Hires ‘hearing officers’ at $25 per hour
Platte County officials indicate they are expecting a large number of taxpayers to appeal the values that have been placed on their properties by the county assessor this year.
With that in mind, the Platte County Commission is contracting with a number of folks who will be paid $25 per hour to serve as “hearing officers” to assist in tax appeal hearings held by the Platte County Board of Equalization.
The board of equalization (BOE) performs state-mandated functions relating to the review and equalization of property tax assessments, including the judging of tax appeals. Current members of the board of equalization, who are appointed by the county commission, are Marlin Cone, Don Hoy and Lee Ann Fadler.
This is a reassessment year in Missouri, and the real estate market is hot in Platte County and corresponding home values have been on the rise, which could mean a lot of residential tax appeals.
On the commercial side, Ron Schieber, presiding county commissioner, indicated this week county commissioners believe that commercial property values have taken a hit due to COVID, as many businesses have had employees working from home instead of inside the commercial property. As a result, county commissioners seem to be thinking a lot of commercial property owners will be appealing their property value assessments.
Some real estate analysts recently told The Landmark that they don’t necessarily agree that commercial property values have taken a dive. Two real estate analysts speaking on Landmark Live recently indicated to the newspaper they have not seen commercial property sales prices take a hit over the past year.
At any rate, the extra help for the board of equalization will come in the form of the hearing officers contracted by the county commission. The $25 per hour paid to the officers–who will be independent contractors and not classified as employees of the county–could be paid for out of CARES funds if the service is performed by the end of June, county officials indicated.

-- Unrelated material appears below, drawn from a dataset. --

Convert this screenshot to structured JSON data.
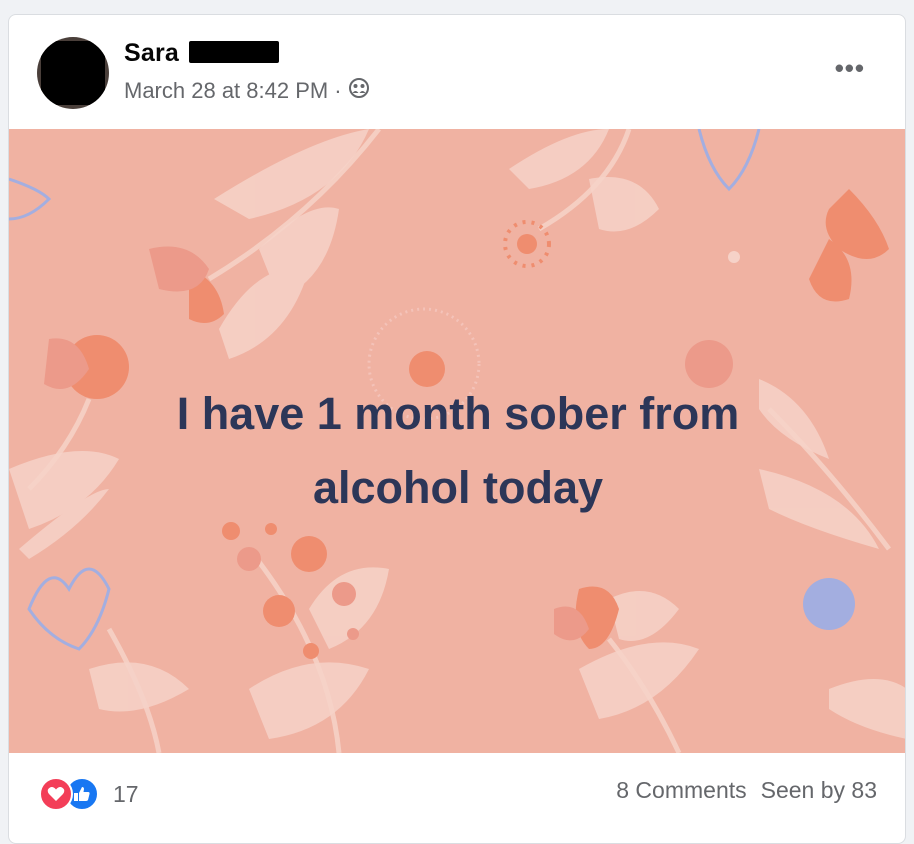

If services are rendered after June, the county will look to cover the fees using money from the newest federal COVID aid, known as the American Rescue Plan by the Biden Administration.
“We anticipate using some of the CARES funds for this,” Schieber said at a meeting on Monday. Auditor Kevin Robinson then clarified that CARES expenses would have to be incurred prior to the end of June.
Schieber then said the county would hope to use American Rescue Plan funds for the hearing officer expenses incurred after June.
The contracts with the hearing officers indicates the contracts will terminate on July 31, 2021. Compensation is at $25 per hour and the contractors shall sign and submit a weekly time sheet as a billing statement for actual services rendered.
The contractor “understands and agrees that exact days and hours of work may vary based upon the number of appeals filed by taxpayers and that the county does not commit provide compensation for any minimum number of hours.”
Per the contracts, the contractors shall assist the board of equalization and will:
.Attend training sessions as scheduled.
.Hear evidence and make recommendations to the board regarding appeals of the assessment of property value by the assessor.
.Prepare written recommendations, findings, summaries or similar documents when requested by te board and in such format as the board may request.
.Advise taxpayer of the contractor’s proposed recommendation to the board and advise taxpayer of the right to appeal to the board.
.Provide such other services as the board shall request consistent with the contractor’s skill training and experience.
So far, the county has contracts with six hearing officers. County officials indicated Monday “there may be a few more down the road.”
The hearing officers whose contract were okayed at Monday’s meeting are Bette Henderson, John Younghanz, Scott Bredeson, John F. Smith, Richard J. Garvey, and Karin R. Lynch-Meyer.